◆ Required action
The lines you return should be those containing the string "desc", taken from the data below.

◆ Data for review
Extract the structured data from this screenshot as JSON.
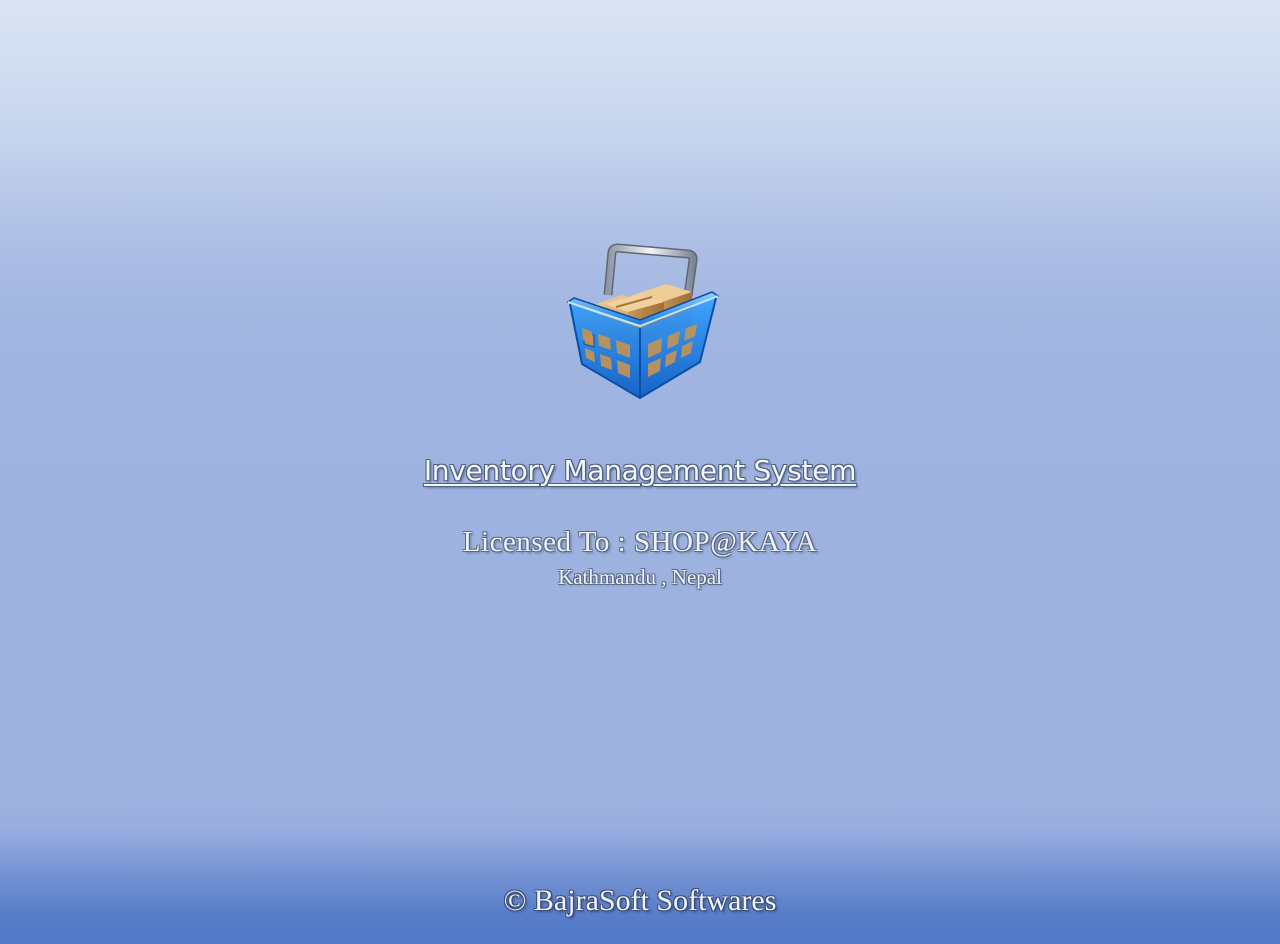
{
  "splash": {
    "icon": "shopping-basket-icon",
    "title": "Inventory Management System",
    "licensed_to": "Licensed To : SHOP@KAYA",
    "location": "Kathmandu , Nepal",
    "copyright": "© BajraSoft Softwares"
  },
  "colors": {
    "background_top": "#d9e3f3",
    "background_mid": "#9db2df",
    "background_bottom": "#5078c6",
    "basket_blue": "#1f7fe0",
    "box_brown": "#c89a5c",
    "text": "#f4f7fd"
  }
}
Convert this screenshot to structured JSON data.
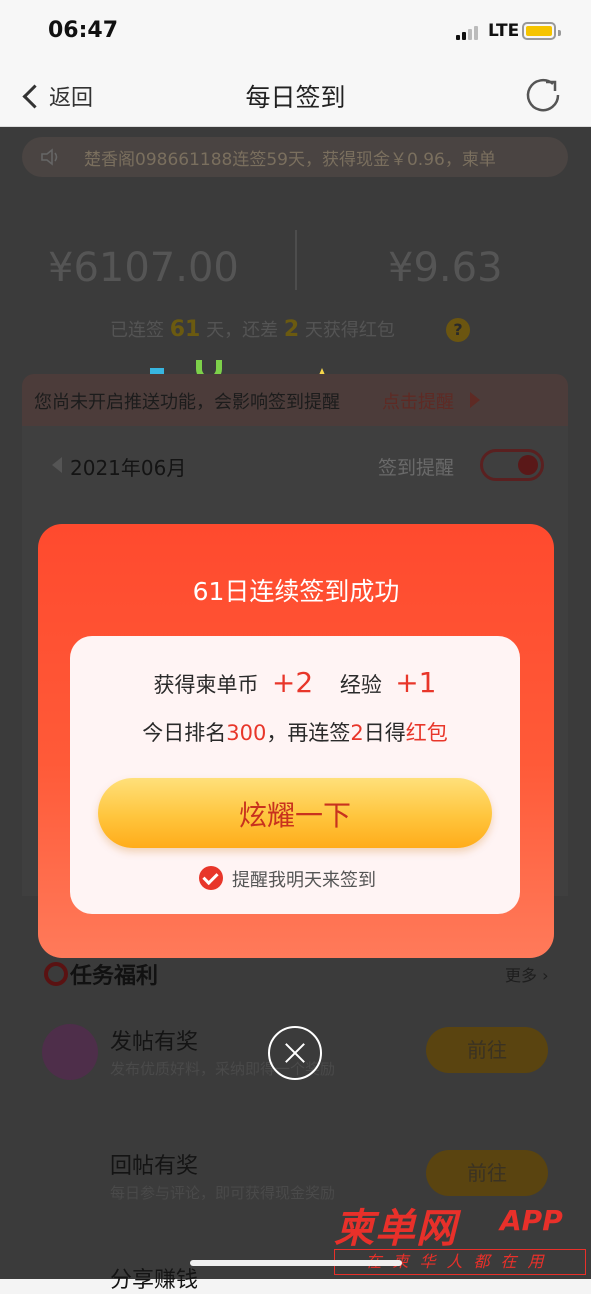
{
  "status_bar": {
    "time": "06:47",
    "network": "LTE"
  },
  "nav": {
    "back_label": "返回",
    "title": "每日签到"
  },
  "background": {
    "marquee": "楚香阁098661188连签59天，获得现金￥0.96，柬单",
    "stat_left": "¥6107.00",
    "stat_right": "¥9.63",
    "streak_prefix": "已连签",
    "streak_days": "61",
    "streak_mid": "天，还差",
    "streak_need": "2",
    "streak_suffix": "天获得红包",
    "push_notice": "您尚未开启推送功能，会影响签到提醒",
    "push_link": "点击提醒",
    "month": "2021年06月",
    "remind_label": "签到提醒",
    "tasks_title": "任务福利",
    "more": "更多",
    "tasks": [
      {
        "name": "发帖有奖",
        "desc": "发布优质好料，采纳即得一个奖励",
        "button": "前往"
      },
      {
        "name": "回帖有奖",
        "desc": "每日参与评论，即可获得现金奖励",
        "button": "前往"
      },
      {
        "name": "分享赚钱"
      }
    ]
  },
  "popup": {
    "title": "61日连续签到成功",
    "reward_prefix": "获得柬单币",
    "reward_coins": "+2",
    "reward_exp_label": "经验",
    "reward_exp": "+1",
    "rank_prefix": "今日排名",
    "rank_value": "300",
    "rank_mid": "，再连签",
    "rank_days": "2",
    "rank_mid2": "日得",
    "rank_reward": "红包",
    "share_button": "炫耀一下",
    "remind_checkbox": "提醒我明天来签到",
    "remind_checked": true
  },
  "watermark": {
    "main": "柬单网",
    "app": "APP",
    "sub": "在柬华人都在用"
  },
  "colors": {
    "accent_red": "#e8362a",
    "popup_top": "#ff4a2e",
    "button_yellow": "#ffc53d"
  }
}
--
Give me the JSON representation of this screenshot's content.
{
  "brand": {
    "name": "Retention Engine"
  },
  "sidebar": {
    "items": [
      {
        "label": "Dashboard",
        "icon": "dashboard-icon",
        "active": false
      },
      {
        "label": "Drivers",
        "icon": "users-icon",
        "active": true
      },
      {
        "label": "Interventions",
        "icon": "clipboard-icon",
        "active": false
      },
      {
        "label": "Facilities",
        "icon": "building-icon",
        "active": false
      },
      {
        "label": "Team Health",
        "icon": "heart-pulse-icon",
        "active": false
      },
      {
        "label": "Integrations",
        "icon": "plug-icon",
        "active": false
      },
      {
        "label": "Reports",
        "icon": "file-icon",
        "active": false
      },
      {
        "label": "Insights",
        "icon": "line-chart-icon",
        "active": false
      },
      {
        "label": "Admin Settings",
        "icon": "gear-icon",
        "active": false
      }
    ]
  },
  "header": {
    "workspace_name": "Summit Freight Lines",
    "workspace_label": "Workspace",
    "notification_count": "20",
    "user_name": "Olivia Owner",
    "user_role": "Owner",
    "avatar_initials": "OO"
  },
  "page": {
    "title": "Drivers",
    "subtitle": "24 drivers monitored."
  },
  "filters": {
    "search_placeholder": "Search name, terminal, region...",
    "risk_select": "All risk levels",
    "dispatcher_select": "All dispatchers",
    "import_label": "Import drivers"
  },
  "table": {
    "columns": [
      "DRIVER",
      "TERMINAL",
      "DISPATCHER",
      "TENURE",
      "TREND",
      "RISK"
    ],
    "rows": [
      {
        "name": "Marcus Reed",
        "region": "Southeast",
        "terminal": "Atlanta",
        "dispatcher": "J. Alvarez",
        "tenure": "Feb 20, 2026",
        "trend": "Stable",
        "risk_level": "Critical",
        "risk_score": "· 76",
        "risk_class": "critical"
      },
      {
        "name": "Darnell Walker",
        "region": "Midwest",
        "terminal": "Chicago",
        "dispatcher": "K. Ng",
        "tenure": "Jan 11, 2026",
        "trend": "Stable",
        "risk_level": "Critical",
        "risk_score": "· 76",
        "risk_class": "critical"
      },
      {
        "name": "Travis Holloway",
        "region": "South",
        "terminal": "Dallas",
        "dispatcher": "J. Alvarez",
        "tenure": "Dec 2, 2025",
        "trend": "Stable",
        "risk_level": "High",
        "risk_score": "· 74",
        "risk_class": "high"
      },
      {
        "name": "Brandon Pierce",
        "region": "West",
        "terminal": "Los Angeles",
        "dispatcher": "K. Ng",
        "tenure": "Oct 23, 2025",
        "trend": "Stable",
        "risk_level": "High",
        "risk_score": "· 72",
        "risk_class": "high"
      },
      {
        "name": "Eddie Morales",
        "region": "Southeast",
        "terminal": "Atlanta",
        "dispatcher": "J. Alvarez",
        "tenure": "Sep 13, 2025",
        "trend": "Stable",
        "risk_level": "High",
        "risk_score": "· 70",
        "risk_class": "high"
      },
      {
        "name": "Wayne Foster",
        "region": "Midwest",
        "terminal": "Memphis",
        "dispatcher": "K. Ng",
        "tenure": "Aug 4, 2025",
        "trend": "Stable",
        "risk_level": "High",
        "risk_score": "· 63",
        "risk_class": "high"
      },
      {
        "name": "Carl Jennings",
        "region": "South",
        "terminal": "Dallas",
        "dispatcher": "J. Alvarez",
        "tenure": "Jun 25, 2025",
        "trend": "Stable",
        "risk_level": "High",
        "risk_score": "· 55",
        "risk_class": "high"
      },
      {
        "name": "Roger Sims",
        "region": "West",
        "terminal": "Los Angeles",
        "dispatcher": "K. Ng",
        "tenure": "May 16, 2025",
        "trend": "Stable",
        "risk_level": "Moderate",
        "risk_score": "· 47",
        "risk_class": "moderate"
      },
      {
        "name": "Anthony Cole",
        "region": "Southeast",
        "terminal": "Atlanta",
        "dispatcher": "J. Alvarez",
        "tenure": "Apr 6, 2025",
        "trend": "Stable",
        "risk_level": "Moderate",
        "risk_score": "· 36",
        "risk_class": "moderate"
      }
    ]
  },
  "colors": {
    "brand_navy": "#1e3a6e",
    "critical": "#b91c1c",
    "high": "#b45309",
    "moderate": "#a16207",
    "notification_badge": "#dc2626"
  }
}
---
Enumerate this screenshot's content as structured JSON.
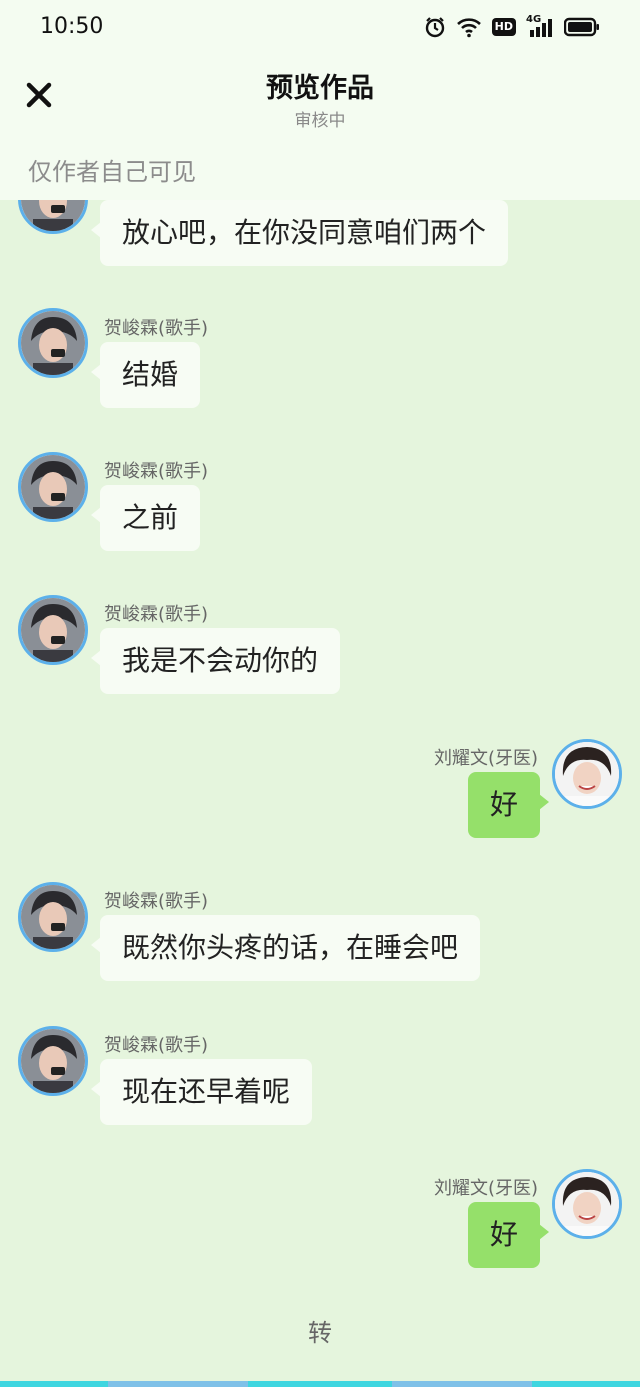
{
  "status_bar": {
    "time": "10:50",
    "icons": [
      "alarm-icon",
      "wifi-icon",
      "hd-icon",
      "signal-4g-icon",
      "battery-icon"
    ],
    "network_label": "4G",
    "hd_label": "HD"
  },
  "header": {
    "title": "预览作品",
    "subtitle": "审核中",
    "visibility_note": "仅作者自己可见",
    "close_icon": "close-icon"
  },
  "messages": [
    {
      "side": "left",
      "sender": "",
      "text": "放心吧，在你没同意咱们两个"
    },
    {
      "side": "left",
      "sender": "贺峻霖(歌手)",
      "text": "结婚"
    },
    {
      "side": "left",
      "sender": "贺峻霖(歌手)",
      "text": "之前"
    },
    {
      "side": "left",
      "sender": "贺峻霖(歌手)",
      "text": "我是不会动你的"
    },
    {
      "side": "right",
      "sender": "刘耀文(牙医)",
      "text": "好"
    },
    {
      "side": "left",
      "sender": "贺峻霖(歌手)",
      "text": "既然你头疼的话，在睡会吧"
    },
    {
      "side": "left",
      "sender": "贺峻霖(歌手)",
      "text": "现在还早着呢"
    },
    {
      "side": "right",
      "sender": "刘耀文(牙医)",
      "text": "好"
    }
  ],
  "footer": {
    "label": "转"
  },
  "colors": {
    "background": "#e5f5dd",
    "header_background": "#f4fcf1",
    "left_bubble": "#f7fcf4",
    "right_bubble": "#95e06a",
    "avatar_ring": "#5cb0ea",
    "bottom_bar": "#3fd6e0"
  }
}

◆ Answer space
        "desc": "发布优质好料，采纳即得一个奖励",
        "desc": "每日参与评论，即可获得现金奖励",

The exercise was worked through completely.